* _BRIEF_: Reproduce each entry exactly as written.
━━━━━ DATA RECORDS
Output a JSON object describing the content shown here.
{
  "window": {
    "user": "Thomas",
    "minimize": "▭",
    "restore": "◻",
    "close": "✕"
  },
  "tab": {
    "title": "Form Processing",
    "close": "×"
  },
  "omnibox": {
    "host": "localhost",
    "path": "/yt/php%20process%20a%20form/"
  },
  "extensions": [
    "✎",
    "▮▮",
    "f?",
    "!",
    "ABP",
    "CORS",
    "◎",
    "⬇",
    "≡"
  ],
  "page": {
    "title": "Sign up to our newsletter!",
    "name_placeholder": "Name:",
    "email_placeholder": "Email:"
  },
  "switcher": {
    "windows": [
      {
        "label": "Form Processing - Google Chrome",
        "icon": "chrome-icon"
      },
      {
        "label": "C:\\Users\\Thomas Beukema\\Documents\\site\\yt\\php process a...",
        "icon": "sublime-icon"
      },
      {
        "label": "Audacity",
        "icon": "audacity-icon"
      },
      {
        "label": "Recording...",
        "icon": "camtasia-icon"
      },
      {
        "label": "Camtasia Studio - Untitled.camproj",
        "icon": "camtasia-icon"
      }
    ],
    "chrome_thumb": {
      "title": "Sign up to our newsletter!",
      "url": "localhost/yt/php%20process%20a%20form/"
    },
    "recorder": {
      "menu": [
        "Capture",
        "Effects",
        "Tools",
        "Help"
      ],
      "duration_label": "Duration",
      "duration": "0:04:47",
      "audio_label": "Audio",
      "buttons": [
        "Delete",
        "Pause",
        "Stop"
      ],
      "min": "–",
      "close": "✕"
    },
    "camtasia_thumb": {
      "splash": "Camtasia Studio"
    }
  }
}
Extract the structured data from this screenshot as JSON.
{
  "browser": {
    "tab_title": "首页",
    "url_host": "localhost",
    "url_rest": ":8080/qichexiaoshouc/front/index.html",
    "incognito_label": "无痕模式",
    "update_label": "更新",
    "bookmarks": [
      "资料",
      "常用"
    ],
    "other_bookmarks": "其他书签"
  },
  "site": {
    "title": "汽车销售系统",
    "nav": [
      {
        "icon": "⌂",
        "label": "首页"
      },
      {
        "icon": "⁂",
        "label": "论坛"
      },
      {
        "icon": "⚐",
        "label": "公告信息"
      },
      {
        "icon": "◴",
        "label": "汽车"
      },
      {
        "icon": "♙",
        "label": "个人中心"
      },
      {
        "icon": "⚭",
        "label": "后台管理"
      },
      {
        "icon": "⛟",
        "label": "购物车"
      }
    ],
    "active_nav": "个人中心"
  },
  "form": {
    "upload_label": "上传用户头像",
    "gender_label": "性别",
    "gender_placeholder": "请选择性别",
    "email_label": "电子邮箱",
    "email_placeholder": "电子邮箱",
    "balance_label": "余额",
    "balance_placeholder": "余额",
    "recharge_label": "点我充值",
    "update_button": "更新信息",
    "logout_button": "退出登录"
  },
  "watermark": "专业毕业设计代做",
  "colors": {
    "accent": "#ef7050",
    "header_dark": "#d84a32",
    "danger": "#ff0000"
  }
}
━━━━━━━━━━
* _REPLY_:
Output a JSON object describing the content shown here.
{
  "window": {
    "user": "Thomas",
    "minimize": "▭",
    "restore": "◻",
    "close": "✕"
  },
  "tab": {
    "title": "Form Processing",
    "close": "×"
  },
  "omnibox": {
    "host": "localhost",
    "path": "/yt/php%20process%20a%20form/"
  },
  "extensions": [
    "✎",
    "▮▮",
    "f?",
    "!",
    "ABP",
    "CORS",
    "◎",
    "⬇",
    "≡"
  ],
  "page": {
    "title": "Sign up to our newsletter!",
    "name_placeholder": "Name:",
    "email_placeholder": "Email:"
  },
  "switcher": {
    "windows": [
      {
        "label": "Form Processing - Google Chrome",
        "icon": "chrome-icon"
      },
      {
        "label": "C:\\Users\\Thomas Beukema\\Documents\\site\\yt\\php process a...",
        "icon": "sublime-icon"
      },
      {
        "label": "Audacity",
        "icon": "audacity-icon"
      },
      {
        "label": "Recording...",
        "icon": "camtasia-icon"
      },
      {
        "label": "Camtasia Studio - Untitled.camproj",
        "icon": "camtasia-icon"
      }
    ],
    "chrome_thumb": {
      "title": "Sign up to our newsletter!",
      "url": "localhost/yt/php%20process%20a%20form/"
    },
    "recorder": {
      "menu": [
        "Capture",
        "Effects",
        "Tools",
        "Help"
      ],
      "duration_label": "Duration",
      "duration": "0:04:47",
      "audio_label": "Audio",
      "buttons": [
        "Delete",
        "Pause",
        "Stop"
      ],
      "min": "–",
      "close": "✕"
    },
    "camtasia_thumb": {
      "splash": "Camtasia Studio"
    }
  }
}
Extract the structured data from this screenshot as JSON.
{
  "browser": {
    "tab_title": "首页",
    "url_host": "localhost",
    "url_rest": ":8080/qichexiaoshouc/front/index.html",
    "incognito_label": "无痕模式",
    "update_label": "更新",
    "bookmarks": [
      "资料",
      "常用"
    ],
    "other_bookmarks": "其他书签"
  },
  "site": {
    "title": "汽车销售系统",
    "nav": [
      {
        "icon": "⌂",
        "label": "首页"
      },
      {
        "icon": "⁂",
        "label": "论坛"
      },
      {
        "icon": "⚐",
        "label": "公告信息"
      },
      {
        "icon": "◴",
        "label": "汽车"
      },
      {
        "icon": "♙",
        "label": "个人中心"
      },
      {
        "icon": "⚭",
        "label": "后台管理"
      },
      {
        "icon": "⛟",
        "label": "购物车"
      }
    ],
    "active_nav": "个人中心"
  },
  "form": {
    "upload_label": "上传用户头像",
    "gender_label": "性别",
    "gender_placeholder": "请选择性别",
    "email_label": "电子邮箱",
    "email_placeholder": "电子邮箱",
    "balance_label": "余额",
    "balance_placeholder": "余额",
    "recharge_label": "点我充值",
    "update_button": "更新信息",
    "logout_button": "退出登录"
  },
  "watermark": "专业毕业设计代做",
  "colors": {
    "accent": "#ef7050",
    "header_dark": "#d84a32",
    "danger": "#ff0000"
  }
}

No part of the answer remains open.